Ranked 13th in points per game and 26th in field goal percentage during the season, the Pacers were making about half their shots for most of the game against a team that held opponents to a league-low 43 percent. The last few minutes, though, were rough for Indiana.
Besides the late misses, there was a breakdown on Kyle Korvers tiebreaking 3 in the final minute.
"We had a lot of breakdowns, not only defensively but also offensively," the Pacers' Danny Granger said. "It was uncharacteristic of what we wanted to do in that period of the game."
For most of the afternoon, they were on target, particularly on the perimeter.
The hit 10 of 18 3-pointers, with Granger nailing 4 of 8 and finishing with 24 points.
Tyler Hansbrough hit his share of open shots against Carlos Boozer and whoever else tried to guard him, finishing with 22 points after shaking off an elbow to the ear from Kurt Thomas. Darren Collison hung with Rose in the early going, scoring 15 of his 17 points in the first half, and all of that was enough to make the Bulls cringe.
"Give them space and they don't feel you, then they're going to make shots," Thibodeau said. "They're a very good offensive team. Over the last three years, they've scored a lot of points and they're healthy now so they have a complete team. You have to be able to make multiple efforts with them. One effort is not going to get it done against them."
Korver said the Bulls had the intensity, were in the right frame of mind, but needed to play "smarter." He also credited the Pacers.
"They played a really good game," he said. "They shot the ball really well. Even shots that we defended well, they made a lot of tough shots. I think over the course of the season, we were really good at loading up for the one-on-one plays. That's the whole thing about our defense is we kind of load up the floor, keep the ball on one side, keep it there, jump shot, rebound. They spread the floor really well."

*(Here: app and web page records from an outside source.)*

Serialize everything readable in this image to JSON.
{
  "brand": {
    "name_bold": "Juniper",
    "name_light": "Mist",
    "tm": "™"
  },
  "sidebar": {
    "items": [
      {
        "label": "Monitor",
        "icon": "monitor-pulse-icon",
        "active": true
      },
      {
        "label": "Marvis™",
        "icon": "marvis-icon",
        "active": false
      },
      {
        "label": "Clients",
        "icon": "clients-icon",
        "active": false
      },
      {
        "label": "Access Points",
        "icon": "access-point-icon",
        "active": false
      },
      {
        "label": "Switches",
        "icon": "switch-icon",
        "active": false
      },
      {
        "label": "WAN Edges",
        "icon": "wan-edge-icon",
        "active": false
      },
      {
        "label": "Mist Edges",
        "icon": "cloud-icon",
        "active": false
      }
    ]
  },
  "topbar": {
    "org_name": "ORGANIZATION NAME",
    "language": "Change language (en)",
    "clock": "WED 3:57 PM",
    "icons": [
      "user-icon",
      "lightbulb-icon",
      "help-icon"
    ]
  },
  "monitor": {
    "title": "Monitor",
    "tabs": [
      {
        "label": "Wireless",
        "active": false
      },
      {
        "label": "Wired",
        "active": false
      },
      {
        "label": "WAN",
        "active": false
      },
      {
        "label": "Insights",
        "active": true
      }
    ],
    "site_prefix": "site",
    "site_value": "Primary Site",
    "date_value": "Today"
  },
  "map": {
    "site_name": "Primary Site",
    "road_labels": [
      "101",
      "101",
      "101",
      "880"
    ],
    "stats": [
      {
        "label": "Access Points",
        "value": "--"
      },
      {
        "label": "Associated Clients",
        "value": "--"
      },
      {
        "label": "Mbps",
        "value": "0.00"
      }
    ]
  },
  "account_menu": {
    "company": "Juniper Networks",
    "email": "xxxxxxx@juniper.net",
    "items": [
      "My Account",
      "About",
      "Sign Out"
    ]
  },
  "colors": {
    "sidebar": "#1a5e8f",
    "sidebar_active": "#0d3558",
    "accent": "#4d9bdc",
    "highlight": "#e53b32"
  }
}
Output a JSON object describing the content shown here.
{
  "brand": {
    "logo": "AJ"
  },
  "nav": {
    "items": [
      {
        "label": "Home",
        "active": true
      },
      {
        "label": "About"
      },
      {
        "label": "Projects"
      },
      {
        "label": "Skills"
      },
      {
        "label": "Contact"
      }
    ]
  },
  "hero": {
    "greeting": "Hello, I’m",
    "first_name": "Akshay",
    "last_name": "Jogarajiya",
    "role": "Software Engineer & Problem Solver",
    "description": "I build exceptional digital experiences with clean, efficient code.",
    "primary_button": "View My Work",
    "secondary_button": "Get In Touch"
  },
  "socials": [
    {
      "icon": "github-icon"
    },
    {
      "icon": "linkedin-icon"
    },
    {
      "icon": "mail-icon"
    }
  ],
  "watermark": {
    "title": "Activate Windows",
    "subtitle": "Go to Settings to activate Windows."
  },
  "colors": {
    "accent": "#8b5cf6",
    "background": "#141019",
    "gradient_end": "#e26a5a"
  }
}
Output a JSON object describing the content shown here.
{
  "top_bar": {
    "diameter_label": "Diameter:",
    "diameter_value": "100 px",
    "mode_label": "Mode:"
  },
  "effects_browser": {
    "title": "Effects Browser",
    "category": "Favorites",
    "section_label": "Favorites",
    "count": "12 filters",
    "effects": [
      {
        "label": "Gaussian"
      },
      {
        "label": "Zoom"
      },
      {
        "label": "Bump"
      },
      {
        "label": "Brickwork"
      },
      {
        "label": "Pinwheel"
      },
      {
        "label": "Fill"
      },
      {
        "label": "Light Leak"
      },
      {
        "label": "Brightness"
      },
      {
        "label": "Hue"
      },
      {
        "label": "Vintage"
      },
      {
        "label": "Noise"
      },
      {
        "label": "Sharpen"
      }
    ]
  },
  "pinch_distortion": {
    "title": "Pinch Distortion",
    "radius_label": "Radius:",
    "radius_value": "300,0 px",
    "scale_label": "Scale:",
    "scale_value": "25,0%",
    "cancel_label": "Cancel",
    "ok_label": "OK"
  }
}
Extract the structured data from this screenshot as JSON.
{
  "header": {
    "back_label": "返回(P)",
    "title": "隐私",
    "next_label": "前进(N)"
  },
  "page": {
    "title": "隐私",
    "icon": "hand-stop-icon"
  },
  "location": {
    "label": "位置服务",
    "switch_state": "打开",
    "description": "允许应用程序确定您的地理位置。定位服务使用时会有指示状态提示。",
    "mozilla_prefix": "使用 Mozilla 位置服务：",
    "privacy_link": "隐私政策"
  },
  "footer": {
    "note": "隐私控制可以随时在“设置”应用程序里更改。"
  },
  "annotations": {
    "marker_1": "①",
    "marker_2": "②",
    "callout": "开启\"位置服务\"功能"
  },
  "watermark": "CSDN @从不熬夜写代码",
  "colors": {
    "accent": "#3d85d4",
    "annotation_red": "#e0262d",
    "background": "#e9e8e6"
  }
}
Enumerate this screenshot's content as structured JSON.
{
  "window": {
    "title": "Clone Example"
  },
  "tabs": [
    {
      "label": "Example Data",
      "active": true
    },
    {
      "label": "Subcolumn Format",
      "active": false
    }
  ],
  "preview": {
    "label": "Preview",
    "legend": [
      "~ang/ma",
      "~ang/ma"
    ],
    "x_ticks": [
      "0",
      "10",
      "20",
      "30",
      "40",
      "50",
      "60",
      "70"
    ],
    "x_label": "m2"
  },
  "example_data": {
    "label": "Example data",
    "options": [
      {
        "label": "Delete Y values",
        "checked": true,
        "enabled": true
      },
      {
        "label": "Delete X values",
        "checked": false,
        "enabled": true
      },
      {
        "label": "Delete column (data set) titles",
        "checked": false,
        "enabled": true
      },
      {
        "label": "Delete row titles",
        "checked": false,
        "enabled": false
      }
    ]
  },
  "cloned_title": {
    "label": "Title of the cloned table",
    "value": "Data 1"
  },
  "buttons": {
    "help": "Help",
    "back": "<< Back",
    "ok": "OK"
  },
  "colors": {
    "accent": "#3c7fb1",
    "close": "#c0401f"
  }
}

The Pacers, meanwhile, were trying to figure out a way to contain Rose — something few teams have managed to do. Even on a day when his shot wasn't falling, he still dominated in a big way. It didn't really matter that he missed all nine 3-pointers and was just 10 of 23 from the field because he hit 19 of 21 free throws. He was driving at will and mostly unfazed by the hits he was taking.
He did have words with Jeff Foster after one foul in the second quarter, and when Hansbrough delivered a hard one against him in the fourth, Luol Deng took exception.
Mild mannered and usually about as stoic as a palace guard, Deng shoved Hansbrough and received a technical foul. Then, he waved his arms and revved up the crowd in a rare show of emotion.
"It was just my reaction," Deng said. "I felt at that time in the game, they had the lead and were getting whatever they wanted basically. It just happened. Emotionally, I just stepped up."
Thibodeau wasn't impressed.
"I think you have to find that balance of playing very aggressively but you also have to be very smart and I think you've got to avoid fourth-quarter technical fouls," Thibodeau said.